By Jean-Benoît Nadeau & Julie Barlow

Dis-moi dix motsThe French love to underline events with little glossaries of words. In honour of the International Week of the Francophonie, March 20, we’ve taken a shot at French art of the lexique: The Francophonie in Ten Words:

1. Réseauter: Réseau is French verb for “network”. Now it’s used as a verb, like in English. Networks are what link the francophone world together.

2. Francophone: To the French, this means anyone who speaks French, who’s not French! For most Quebeckers, it’s a synonym for French-Canadian. But in the dictionary, it just means anyone who speaks French correctly. Maybe if everyone replaced “French-speaker” by francophone, French-speakers would start to see the French-speaking world for what it is.

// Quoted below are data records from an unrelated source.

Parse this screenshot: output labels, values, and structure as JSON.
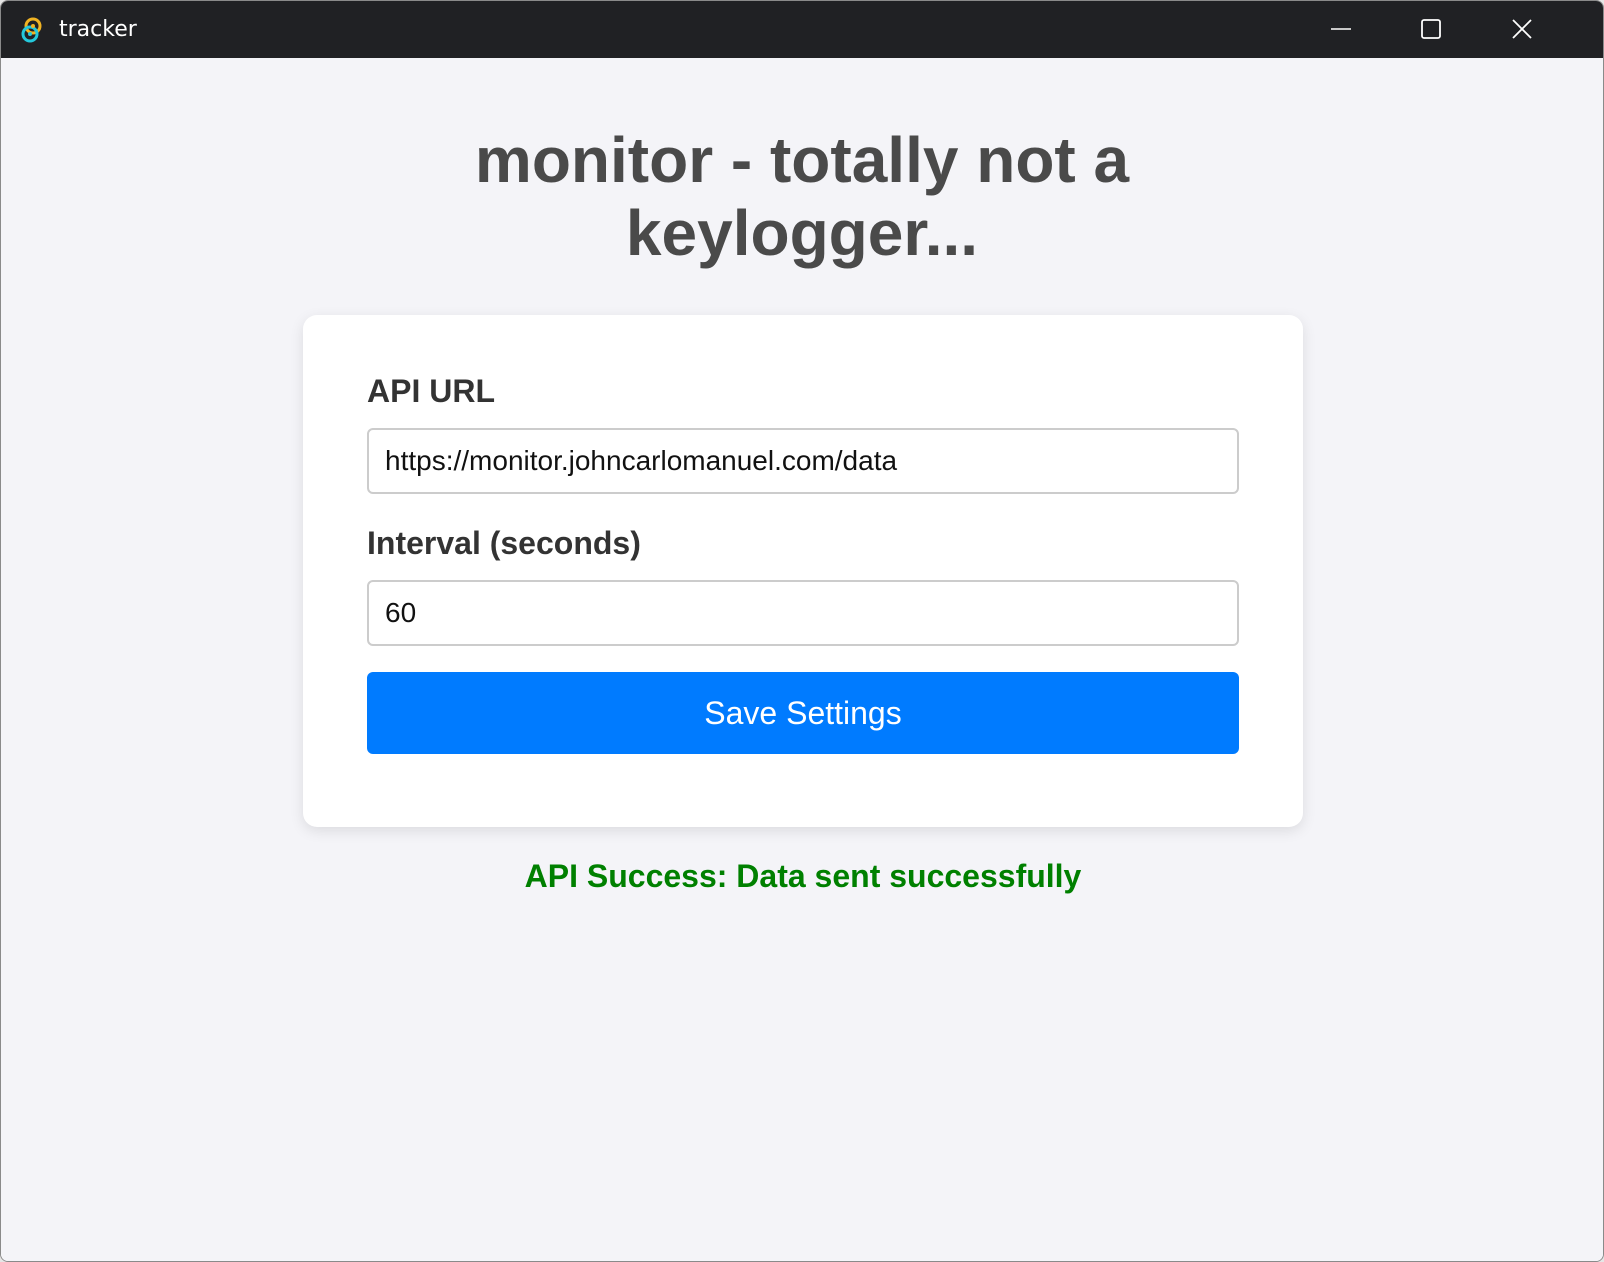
{
  "window": {
    "title": "tracker",
    "app_icon": "tauri-app-icon",
    "controls": {
      "minimize_icon": "minimize-icon",
      "maximize_icon": "maximize-icon",
      "close_icon": "close-icon"
    }
  },
  "page": {
    "title": "monitor - totally not a keylogger..."
  },
  "form": {
    "api_url_label": "API URL",
    "api_url_value": "https://monitor.johncarlomanuel.com/data",
    "interval_label": "Interval (seconds)",
    "interval_value": "60",
    "save_button_label": "Save Settings"
  },
  "status": {
    "message": "API Success: Data sent successfully",
    "color": "#008000"
  },
  "colors": {
    "accent": "#007bff",
    "titlebar": "#202124",
    "background": "#f4f4f8",
    "heading": "#4a4a4a"
  }
}
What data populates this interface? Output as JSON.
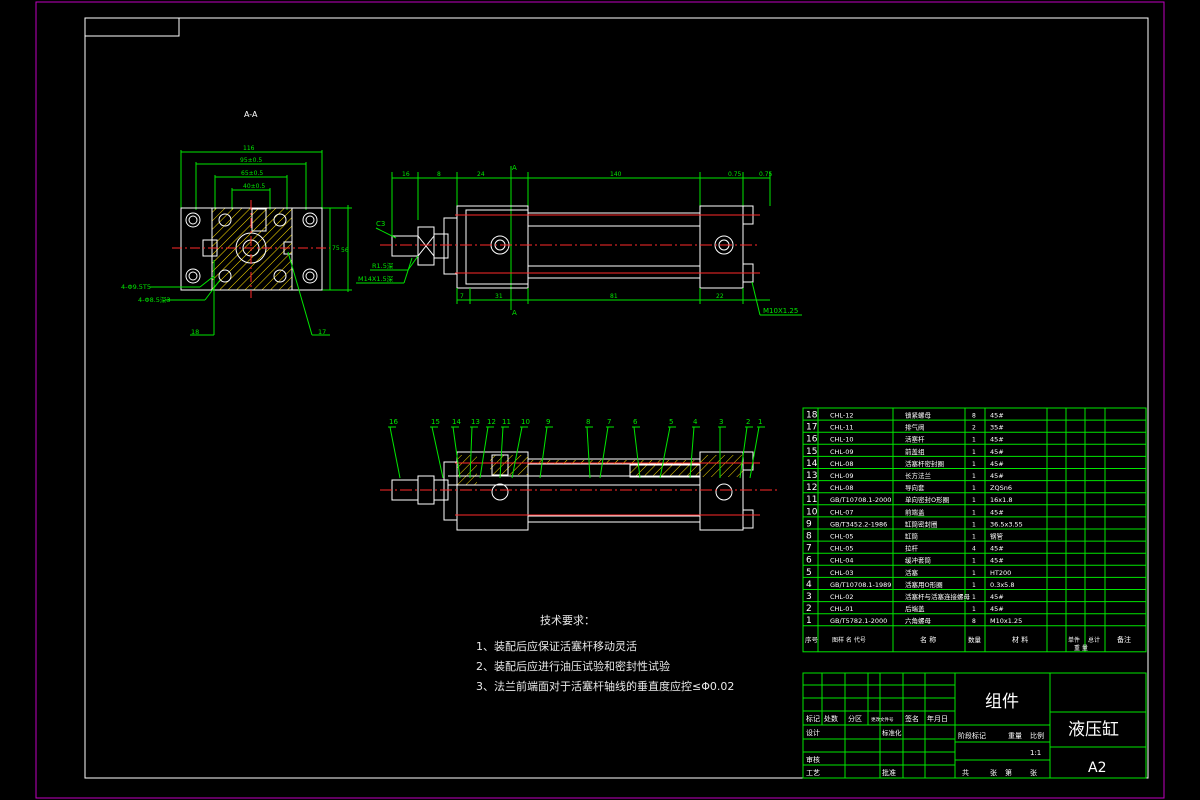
{
  "title_block": {
    "group_label": "组件",
    "drawing_name": "液压缸",
    "sheet_size": "A2",
    "scale": "1:1",
    "row_labels": {
      "biaoji": "标记",
      "chushu": "处数",
      "fenqu": "分区",
      "gengai": "更改文件号",
      "qianming": "签名",
      "riqi": "年月日",
      "sheji": "设计",
      "biaozhunhua": "标准化",
      "shenhe": "审核",
      "gongyi": "工艺",
      "pizhun": "批准",
      "jieduan": "阶段标记",
      "zhongliang": "重量",
      "bili": "比例",
      "gong": "共",
      "zhang": "张",
      "di": "第",
      "zhang2": "张"
    }
  },
  "parts_header": {
    "xuhao": "序号",
    "daihao": "图样 名 代号",
    "mingcheng": "名 称",
    "shuliang": "数量",
    "cailiao": "材 料",
    "danjian": "单件",
    "zongji": "总计",
    "zhongliang": "重 量",
    "beizhu": "备注"
  },
  "parts": [
    {
      "no": "18",
      "code": "CHL-12",
      "name": "锁紧螺母",
      "qty": "8",
      "material": "45#"
    },
    {
      "no": "17",
      "code": "CHL-11",
      "name": "排气阀",
      "qty": "2",
      "material": "35#"
    },
    {
      "no": "16",
      "code": "CHL-10",
      "name": "活塞杆",
      "qty": "1",
      "material": "45#"
    },
    {
      "no": "15",
      "code": "CHL-09",
      "name": "前盖组",
      "qty": "1",
      "material": "45#"
    },
    {
      "no": "14",
      "code": "CHL-08",
      "name": "活塞杆密封圈",
      "qty": "1",
      "material": "45#"
    },
    {
      "no": "13",
      "code": "CHL-09",
      "name": "长方法兰",
      "qty": "1",
      "material": "45#"
    },
    {
      "no": "12",
      "code": "CHL-08",
      "name": "导向套",
      "qty": "1",
      "material": "ZQSn6"
    },
    {
      "no": "11",
      "code": "GB/T10708.1-2000",
      "name": "单向密封O形圈",
      "qty": "1",
      "material": "16x1.8"
    },
    {
      "no": "10",
      "code": "CHL-07",
      "name": "前端盖",
      "qty": "1",
      "material": "45#"
    },
    {
      "no": "9",
      "code": "GB/T3452.2-1986",
      "name": "缸筒密封圈",
      "qty": "1",
      "material": "36.5x3.55"
    },
    {
      "no": "8",
      "code": "CHL-05",
      "name": "缸筒",
      "qty": "1",
      "material": "钢管"
    },
    {
      "no": "7",
      "code": "CHL-05",
      "name": "拉杆",
      "qty": "4",
      "material": "45#"
    },
    {
      "no": "6",
      "code": "CHL-04",
      "name": "缓冲套筒",
      "qty": "1",
      "material": "45#"
    },
    {
      "no": "5",
      "code": "CHL-03",
      "name": "活塞",
      "qty": "1",
      "material": "HT200"
    },
    {
      "no": "4",
      "code": "GB/T10708.1-1989",
      "name": "活塞用O形圈",
      "qty": "1",
      "material": "0.3x5.8"
    },
    {
      "no": "3",
      "code": "CHL-02",
      "name": "活塞杆与活塞连接螺母",
      "qty": "1",
      "material": "45#"
    },
    {
      "no": "2",
      "code": "CHL-01",
      "name": "后端盖",
      "qty": "1",
      "material": "45#"
    },
    {
      "no": "1",
      "code": "GB/T5782.1-2000",
      "name": "六角螺母",
      "qty": "8",
      "material": "M10x1.25"
    }
  ],
  "notes": {
    "title": "技术要求：",
    "items": [
      "1、装配后应保证活塞杆移动灵活",
      "2、装配后应进行油压试验和密封性试验",
      "3、法兰前端面对于活塞杆轴线的垂直度应控≤Φ0.02"
    ]
  },
  "section_label": "A-A",
  "cut_labels": [
    "A",
    "A"
  ],
  "dims_end_view": [
    "116",
    "95±0.5",
    "65±0.5",
    "40±0.5",
    "75",
    "56"
  ],
  "dims_side_view": [
    "16",
    "8",
    "24",
    "140",
    "0.75",
    "0.75",
    "7",
    "31",
    "81",
    "22"
  ],
  "callouts": {
    "c3": "C3",
    "m14": "M14X1.5深",
    "r1": "R1.5深",
    "m10": "M10X1.25",
    "hole1": "4-Φ9.5T5",
    "hole2": "4-Φ8.5深3",
    "p18": "18",
    "p17": "17"
  },
  "balloons": [
    "16",
    "15",
    "14",
    "13",
    "12",
    "11",
    "10",
    "9",
    "8",
    "7",
    "6",
    "5",
    "4",
    "3",
    "2",
    "1"
  ],
  "colors": {
    "frame": "#ffffff",
    "dims": "#00e600",
    "center": "#ff2a2a",
    "table": "#00e600",
    "hatch": "#ffe000"
  }
}
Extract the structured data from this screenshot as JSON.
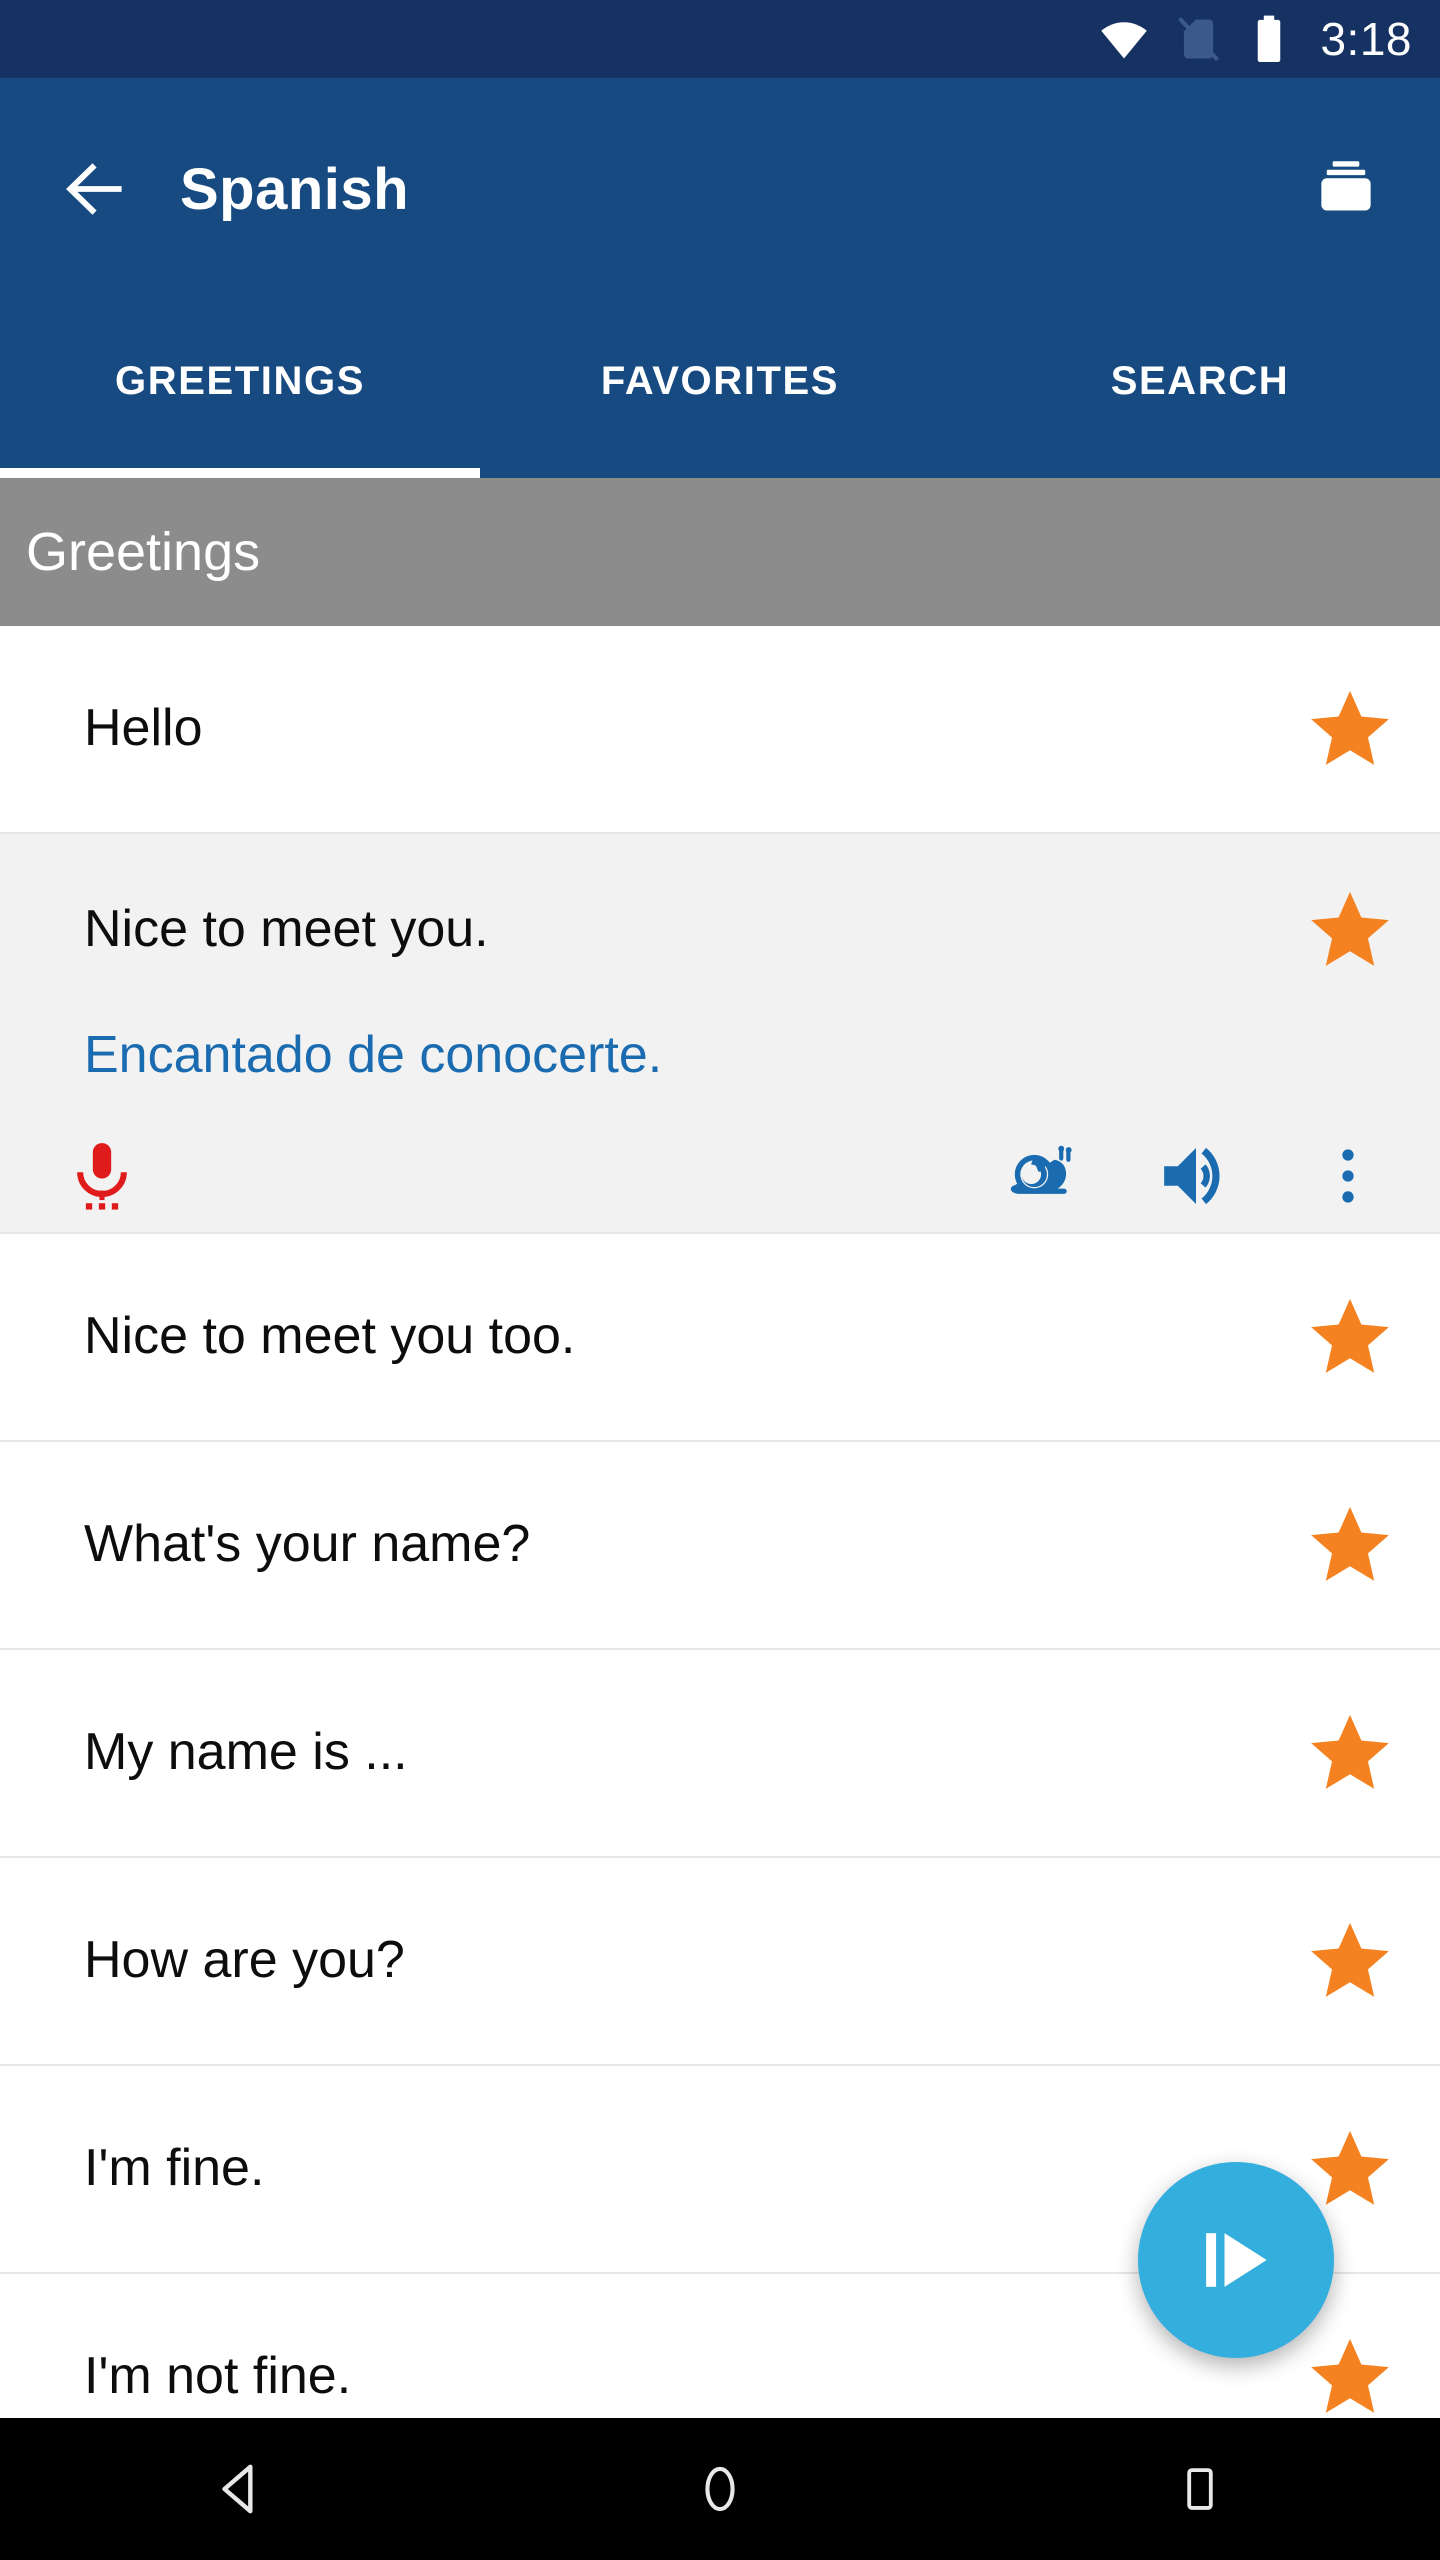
{
  "status_bar": {
    "time": "3:18",
    "icons": [
      "wifi-icon",
      "no-sim-icon",
      "battery-icon"
    ],
    "background_color": "#153263"
  },
  "app_bar": {
    "back_label": "back-arrow-icon",
    "title": "Spanish",
    "action_icon": "flashcards-stack-icon",
    "background_color": "#164a80"
  },
  "tabs": {
    "items": [
      {
        "label": "GREETINGS",
        "active": true
      },
      {
        "label": "FAVORITES",
        "active": false
      },
      {
        "label": "SEARCH",
        "active": false
      }
    ],
    "indicator_color": "#ffffff"
  },
  "section": {
    "header": "Greetings",
    "header_background": "#8c8c8c"
  },
  "list": {
    "star_color": "#f58220",
    "expanded_background": "#f2f2f2",
    "translation_color": "#1a6bb0",
    "items": [
      {
        "text": "Hello",
        "starred": true,
        "expanded": false
      },
      {
        "text": "Nice to meet you.",
        "starred": true,
        "expanded": true,
        "translation": "Encantado de conocerte.",
        "actions": {
          "record": "microphone-icon",
          "slow_audio": "snail-icon",
          "play_audio": "speaker-icon",
          "overflow": "more-vertical-icon"
        }
      },
      {
        "text": "Nice to meet you too.",
        "starred": true,
        "expanded": false
      },
      {
        "text": "What's your name?",
        "starred": true,
        "expanded": false
      },
      {
        "text": "My name is ...",
        "starred": true,
        "expanded": false
      },
      {
        "text": "How are you?",
        "starred": true,
        "expanded": false
      },
      {
        "text": "I'm fine.",
        "starred": true,
        "expanded": false
      },
      {
        "text": "I'm not fine.",
        "starred": true,
        "expanded": false
      }
    ]
  },
  "fab": {
    "icon": "play-from-start-icon",
    "color": "#34aedd"
  },
  "nav_bar": {
    "buttons": [
      "back-triangle-icon",
      "home-circle-icon",
      "recents-square-icon"
    ],
    "background_color": "#000000"
  }
}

3. Francosphère: Speaking of the French-speaking world…it’s really a universe. French is the official language in 36 countries, but the Organisation international de la Francophonie has 56 members. The Agence universitaire de la Francophone has 90 member countries. There are Alliance françaises, French lycées and collèges in 135 countries, and more than 200 countries get TV5Monde.

4. Nineteen-Sixty: The number of Francophones in the world has tripled in the last 60 years to reach 225 million. This is mostly because former French and Belgian colonies chose French as their official language after decolonization in 1960.

5. Airbus: Languages don’t spread because they’re beautiful but because they’re useful and necessary. If French has remained an important international language (and it has), it’s because it’s a language of ideas, of industry, science, business and diplomacy

6. Goncourt: The French language as we know it was largely built by writers. For the last 24 years, one-fifth of the winners of the prestigious French literary prize, le Goncourt, didn’t speak French as a mother tongue – like three-quarters of the French-speakers on the planet, for that matter.

7. Purism: It’s the central ideology of francophones. From Limoilou to Timbuktu, and from Sudbury to New Caledonia, French speakers share the idea that somewhere out there, there is a “pure” French that ever speaker must strive to master.

8. Franqus: It’s the name of the dictionary the University of Sherbrooke is producing which will be the first dictionary to define proper Quebec French. For the first time, the French language will be described by Quebeckers, not Parisians.

9. Kinshasa: The capital of the Democratic Republic of the Congo is the world’s biggest French-speaking city after Paris…and before Montreal.

10. Lieutenante: In Paris, the lieutenante (with an “e”) is the WIFE of the lieutenant! If a lieutenant happens to be a women, they call her “Madame le lieutenant”! Since Quebec decided to feminize titles in 1979, Belgium and Switzerland have followed in its footsteps. The French are debating the question, proof that there are MANY ways to speak good French….

So, what are your ten words?